Materials provided
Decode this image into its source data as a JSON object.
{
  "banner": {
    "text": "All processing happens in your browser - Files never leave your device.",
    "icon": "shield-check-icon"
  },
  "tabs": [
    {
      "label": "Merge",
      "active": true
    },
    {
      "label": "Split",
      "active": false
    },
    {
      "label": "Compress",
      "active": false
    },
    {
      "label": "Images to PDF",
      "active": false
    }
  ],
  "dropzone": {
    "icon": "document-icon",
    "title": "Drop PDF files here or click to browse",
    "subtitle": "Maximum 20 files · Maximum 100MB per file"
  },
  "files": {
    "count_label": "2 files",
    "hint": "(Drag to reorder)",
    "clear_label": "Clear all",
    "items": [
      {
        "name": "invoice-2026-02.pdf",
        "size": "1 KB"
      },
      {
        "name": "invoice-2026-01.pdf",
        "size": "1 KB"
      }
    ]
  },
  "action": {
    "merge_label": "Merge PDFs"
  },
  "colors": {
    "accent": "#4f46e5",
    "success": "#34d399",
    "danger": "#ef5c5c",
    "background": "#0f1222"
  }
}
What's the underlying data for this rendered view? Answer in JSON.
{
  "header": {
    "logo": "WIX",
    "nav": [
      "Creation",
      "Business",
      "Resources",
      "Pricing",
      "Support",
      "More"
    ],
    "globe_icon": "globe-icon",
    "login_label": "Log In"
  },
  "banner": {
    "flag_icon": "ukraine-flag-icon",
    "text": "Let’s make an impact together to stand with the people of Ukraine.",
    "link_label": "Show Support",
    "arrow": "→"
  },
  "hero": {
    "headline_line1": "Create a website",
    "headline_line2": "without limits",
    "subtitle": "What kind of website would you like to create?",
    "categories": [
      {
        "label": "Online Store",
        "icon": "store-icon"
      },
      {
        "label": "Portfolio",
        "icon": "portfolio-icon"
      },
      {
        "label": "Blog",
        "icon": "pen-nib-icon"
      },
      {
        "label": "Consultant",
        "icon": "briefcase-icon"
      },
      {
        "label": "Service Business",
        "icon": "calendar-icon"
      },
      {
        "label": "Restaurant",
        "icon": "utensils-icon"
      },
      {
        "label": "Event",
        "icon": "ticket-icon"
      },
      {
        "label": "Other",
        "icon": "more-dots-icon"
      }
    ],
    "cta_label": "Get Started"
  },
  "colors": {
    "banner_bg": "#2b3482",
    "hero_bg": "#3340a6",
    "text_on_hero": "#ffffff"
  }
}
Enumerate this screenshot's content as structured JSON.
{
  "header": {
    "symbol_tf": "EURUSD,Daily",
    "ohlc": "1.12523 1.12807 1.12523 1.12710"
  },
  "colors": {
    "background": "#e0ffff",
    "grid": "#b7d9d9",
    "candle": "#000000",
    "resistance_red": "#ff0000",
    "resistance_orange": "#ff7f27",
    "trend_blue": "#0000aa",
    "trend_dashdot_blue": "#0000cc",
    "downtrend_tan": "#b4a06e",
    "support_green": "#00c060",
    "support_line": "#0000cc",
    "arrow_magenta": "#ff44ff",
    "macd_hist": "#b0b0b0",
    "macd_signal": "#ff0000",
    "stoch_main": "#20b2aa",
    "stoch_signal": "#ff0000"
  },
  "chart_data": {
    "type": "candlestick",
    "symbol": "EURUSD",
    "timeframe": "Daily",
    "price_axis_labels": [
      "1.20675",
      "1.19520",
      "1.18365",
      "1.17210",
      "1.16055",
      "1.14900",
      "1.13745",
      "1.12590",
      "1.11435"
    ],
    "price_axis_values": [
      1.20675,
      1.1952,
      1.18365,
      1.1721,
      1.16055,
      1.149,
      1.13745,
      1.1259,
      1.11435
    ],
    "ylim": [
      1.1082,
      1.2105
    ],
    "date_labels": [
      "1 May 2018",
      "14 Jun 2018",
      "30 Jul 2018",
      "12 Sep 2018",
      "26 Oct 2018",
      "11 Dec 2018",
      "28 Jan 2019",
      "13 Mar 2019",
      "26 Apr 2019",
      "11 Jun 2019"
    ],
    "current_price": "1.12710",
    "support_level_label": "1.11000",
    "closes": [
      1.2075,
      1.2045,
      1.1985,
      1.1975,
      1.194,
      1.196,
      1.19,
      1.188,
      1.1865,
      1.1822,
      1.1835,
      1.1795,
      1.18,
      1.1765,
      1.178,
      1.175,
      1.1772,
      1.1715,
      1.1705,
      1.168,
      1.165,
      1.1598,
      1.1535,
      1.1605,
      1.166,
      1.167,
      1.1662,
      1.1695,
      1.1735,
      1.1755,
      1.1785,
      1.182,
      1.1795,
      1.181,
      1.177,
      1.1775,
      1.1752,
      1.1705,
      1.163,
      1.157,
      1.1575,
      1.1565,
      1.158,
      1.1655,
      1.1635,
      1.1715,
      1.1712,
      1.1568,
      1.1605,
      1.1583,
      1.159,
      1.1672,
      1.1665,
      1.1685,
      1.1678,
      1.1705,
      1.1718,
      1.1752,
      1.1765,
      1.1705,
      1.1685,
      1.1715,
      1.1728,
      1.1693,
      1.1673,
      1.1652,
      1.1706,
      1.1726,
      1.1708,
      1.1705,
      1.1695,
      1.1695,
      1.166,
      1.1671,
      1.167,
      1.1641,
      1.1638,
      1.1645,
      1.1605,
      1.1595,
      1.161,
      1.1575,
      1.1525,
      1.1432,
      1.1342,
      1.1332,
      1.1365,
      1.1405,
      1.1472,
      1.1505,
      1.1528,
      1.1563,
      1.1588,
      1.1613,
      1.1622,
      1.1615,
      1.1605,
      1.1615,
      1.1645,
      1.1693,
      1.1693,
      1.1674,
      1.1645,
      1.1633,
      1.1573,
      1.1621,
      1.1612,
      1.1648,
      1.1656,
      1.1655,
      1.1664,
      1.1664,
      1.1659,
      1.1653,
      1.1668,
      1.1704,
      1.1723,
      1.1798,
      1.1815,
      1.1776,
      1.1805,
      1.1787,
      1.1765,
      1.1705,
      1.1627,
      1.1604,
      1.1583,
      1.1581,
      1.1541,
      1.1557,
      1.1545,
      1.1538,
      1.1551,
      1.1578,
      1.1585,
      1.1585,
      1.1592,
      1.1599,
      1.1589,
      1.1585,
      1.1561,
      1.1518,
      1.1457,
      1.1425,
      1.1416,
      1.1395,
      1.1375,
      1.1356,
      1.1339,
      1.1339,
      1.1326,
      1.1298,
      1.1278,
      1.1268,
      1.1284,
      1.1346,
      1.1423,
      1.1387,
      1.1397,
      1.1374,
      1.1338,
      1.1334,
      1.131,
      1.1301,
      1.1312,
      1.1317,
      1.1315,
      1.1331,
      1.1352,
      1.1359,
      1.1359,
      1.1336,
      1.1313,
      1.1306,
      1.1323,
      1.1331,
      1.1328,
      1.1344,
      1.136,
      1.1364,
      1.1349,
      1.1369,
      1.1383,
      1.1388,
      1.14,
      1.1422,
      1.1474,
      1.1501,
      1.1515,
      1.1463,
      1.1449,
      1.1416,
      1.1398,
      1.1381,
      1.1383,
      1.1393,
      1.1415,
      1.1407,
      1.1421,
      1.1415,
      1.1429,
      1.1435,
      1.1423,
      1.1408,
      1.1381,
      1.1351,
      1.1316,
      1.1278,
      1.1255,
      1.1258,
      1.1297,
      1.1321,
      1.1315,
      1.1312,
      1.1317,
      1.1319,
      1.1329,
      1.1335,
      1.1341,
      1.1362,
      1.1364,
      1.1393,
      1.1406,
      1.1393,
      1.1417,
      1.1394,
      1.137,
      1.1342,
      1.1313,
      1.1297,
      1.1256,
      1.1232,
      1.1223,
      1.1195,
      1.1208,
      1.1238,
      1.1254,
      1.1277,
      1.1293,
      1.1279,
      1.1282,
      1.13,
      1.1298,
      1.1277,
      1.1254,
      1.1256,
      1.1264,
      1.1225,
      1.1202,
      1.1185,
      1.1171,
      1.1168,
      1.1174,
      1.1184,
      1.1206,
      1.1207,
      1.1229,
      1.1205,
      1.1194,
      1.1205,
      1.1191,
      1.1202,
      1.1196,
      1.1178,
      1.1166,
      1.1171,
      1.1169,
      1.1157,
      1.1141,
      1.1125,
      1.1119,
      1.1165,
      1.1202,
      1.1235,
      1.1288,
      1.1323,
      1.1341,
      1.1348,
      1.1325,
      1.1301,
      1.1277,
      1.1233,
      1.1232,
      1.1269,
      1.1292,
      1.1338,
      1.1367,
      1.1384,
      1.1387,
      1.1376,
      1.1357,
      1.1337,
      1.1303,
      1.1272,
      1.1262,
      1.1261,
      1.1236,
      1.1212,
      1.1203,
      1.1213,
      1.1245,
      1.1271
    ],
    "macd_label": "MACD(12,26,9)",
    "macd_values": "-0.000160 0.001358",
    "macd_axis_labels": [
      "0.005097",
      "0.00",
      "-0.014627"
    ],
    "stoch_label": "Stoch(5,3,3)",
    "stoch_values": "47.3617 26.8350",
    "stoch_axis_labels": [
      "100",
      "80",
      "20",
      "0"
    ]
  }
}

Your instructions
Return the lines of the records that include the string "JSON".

Expected answer
Decode this image into its source data as a JSON object.
What's the underlying data for this rendered view? Answer in JSON.
Enumerate this screenshot's content as structured JSON.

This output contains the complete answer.